> **RECORDS TO PROCESS**:
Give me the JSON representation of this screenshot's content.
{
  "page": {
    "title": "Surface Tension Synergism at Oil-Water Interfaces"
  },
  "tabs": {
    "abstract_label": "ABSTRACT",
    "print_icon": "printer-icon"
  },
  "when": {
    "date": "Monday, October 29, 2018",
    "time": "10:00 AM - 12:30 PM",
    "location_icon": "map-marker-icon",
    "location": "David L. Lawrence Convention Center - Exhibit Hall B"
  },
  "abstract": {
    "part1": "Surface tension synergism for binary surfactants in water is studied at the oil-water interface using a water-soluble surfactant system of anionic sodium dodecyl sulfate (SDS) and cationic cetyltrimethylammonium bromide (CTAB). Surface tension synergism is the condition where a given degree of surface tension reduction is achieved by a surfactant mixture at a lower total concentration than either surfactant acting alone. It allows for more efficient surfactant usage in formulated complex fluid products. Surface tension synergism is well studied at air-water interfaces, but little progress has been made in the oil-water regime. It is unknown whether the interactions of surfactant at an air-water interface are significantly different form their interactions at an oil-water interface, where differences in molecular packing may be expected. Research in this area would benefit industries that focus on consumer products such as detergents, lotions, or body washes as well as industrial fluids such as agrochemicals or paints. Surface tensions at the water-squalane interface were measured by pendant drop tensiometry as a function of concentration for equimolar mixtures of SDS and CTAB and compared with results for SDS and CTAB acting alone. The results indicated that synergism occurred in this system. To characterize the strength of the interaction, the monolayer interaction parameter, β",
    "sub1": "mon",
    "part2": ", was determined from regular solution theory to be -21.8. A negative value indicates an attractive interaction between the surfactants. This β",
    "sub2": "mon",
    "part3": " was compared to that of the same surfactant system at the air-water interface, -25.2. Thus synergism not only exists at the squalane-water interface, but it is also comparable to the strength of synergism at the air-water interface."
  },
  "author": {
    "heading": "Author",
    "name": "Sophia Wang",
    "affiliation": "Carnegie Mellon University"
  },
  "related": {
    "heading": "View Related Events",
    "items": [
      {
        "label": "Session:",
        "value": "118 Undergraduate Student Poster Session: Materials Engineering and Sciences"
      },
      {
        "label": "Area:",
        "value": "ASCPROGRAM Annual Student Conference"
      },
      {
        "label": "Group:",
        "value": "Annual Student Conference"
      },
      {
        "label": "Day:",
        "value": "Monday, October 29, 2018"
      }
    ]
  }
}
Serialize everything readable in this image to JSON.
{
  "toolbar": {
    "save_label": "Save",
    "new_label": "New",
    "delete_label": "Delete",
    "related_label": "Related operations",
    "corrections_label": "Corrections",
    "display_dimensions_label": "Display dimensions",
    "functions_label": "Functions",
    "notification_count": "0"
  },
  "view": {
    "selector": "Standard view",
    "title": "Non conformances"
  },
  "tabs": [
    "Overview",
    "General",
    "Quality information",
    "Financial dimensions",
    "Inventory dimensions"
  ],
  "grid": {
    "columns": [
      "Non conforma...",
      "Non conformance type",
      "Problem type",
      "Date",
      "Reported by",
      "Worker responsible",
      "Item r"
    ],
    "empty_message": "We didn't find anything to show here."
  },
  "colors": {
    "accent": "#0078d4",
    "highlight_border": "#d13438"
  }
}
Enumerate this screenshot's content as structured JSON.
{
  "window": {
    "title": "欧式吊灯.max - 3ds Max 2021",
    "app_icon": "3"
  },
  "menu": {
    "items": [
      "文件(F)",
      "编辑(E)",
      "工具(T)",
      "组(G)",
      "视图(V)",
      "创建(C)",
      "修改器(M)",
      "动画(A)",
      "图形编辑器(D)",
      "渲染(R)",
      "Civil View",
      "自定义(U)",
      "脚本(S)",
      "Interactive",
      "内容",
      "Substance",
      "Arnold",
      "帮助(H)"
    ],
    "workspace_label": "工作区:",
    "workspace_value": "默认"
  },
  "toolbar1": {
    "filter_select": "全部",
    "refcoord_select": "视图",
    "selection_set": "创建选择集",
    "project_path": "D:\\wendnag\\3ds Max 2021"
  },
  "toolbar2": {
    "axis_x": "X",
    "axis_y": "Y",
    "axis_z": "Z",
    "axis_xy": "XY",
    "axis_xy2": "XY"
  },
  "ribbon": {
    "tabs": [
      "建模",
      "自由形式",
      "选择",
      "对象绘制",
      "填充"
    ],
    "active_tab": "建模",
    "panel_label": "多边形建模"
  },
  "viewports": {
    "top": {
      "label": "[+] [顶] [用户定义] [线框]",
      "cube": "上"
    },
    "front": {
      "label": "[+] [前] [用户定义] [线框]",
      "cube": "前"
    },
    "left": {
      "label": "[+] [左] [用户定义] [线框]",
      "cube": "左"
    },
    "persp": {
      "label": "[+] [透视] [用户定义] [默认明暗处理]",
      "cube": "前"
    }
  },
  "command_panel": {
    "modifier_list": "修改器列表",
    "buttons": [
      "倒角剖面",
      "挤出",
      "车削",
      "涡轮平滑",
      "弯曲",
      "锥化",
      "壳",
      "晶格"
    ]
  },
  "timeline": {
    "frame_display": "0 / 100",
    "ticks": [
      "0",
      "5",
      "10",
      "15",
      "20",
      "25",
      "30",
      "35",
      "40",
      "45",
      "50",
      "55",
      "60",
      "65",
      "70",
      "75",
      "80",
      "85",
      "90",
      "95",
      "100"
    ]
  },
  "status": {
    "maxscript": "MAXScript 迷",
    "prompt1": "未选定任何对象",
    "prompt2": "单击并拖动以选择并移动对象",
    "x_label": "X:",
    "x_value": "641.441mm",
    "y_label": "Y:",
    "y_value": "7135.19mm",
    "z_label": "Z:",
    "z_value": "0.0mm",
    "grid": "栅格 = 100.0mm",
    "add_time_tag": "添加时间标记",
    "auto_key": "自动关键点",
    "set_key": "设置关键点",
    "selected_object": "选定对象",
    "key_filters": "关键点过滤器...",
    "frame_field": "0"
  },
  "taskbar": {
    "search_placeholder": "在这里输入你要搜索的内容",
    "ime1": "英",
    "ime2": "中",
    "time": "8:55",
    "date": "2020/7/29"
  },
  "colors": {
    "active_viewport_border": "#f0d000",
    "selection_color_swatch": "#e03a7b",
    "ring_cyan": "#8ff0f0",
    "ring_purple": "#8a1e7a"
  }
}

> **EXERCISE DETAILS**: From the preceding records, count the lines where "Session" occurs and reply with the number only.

> **FINAL ANSWER**: 2